BEGIN INPUT MATERIAL

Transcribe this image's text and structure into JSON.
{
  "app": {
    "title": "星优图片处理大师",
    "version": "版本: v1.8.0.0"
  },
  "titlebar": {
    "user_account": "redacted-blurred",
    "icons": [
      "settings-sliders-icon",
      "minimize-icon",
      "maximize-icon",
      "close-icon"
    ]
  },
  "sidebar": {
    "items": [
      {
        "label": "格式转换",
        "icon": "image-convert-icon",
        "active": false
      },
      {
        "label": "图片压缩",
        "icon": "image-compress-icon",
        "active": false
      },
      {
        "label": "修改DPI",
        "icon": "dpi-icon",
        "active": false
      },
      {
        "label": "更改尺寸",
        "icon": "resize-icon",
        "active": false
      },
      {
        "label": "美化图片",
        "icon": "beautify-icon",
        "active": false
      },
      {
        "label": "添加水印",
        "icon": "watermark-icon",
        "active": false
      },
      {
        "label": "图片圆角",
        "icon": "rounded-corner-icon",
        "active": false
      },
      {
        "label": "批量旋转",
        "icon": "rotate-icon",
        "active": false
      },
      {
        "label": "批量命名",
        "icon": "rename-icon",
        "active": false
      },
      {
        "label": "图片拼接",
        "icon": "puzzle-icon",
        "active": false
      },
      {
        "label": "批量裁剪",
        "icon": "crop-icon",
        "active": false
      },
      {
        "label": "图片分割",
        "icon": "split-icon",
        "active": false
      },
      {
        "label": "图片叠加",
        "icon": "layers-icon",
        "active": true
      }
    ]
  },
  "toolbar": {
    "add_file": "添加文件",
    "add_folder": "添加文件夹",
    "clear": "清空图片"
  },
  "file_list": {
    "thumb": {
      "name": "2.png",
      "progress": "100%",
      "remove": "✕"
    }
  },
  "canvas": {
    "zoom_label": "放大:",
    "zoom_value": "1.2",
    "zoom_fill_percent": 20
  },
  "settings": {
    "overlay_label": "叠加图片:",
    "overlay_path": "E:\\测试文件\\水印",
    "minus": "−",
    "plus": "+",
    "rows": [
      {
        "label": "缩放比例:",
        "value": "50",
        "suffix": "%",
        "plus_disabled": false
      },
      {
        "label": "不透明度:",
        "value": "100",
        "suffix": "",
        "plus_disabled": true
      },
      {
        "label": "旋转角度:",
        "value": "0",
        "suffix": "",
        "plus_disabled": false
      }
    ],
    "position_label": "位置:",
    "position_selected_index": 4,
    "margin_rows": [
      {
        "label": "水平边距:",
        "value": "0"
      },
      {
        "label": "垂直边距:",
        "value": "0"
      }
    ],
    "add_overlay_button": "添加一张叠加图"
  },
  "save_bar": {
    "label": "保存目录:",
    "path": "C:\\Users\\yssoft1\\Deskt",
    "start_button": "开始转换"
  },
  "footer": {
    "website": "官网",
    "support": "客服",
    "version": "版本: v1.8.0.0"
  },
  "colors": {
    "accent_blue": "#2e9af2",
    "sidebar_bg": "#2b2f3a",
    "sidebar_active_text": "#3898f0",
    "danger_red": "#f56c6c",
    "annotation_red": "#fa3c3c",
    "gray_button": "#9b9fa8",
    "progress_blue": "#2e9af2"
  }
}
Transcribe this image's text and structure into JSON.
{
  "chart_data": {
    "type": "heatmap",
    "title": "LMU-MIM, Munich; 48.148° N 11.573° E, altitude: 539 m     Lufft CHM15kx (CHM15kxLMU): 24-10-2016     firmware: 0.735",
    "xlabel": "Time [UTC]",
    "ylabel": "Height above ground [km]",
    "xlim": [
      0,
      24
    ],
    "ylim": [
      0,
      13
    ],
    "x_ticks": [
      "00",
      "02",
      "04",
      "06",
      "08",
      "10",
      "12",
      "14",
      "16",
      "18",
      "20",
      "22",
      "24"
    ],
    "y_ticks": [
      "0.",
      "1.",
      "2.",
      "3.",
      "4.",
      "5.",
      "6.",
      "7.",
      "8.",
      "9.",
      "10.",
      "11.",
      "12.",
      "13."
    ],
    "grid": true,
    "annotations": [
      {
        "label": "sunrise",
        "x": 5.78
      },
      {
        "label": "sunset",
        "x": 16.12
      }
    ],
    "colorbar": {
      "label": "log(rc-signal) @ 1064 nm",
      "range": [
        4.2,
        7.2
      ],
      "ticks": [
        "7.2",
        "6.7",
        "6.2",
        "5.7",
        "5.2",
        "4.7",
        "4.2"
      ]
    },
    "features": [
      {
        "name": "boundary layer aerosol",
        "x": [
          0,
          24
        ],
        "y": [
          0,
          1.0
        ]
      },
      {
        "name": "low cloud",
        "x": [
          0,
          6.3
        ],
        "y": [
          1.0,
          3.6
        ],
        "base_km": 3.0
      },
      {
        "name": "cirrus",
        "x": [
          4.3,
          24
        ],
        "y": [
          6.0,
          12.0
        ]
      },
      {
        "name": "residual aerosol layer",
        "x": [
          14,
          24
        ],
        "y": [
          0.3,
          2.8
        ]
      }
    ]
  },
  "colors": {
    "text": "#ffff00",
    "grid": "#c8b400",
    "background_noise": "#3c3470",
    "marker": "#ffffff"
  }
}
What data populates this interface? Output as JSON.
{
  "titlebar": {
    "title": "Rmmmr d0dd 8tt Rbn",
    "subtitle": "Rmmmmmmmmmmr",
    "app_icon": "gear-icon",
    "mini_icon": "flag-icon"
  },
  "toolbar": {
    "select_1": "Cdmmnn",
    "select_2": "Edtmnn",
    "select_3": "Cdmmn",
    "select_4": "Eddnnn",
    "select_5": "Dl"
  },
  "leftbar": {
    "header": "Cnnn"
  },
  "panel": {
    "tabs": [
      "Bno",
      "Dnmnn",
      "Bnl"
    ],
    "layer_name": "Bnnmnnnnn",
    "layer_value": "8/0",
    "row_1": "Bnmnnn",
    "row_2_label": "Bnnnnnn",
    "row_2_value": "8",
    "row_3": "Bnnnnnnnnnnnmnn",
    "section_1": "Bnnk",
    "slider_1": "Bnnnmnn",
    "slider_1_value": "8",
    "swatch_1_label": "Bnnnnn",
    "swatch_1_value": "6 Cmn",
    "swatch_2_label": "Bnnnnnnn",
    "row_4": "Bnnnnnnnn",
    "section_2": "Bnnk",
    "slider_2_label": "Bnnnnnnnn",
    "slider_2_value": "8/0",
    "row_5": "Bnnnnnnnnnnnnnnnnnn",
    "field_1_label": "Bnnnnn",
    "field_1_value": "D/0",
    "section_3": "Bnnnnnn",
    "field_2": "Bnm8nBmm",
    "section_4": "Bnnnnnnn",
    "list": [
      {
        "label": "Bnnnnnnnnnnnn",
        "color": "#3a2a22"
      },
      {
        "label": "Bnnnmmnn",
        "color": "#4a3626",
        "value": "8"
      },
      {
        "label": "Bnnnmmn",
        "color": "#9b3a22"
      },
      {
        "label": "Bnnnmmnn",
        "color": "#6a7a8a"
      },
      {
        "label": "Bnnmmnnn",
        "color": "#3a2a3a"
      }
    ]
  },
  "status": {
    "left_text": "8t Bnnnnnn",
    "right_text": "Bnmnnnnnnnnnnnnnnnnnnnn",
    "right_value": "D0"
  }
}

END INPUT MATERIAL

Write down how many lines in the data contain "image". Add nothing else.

_EXERCISE SOLUTION:_ 4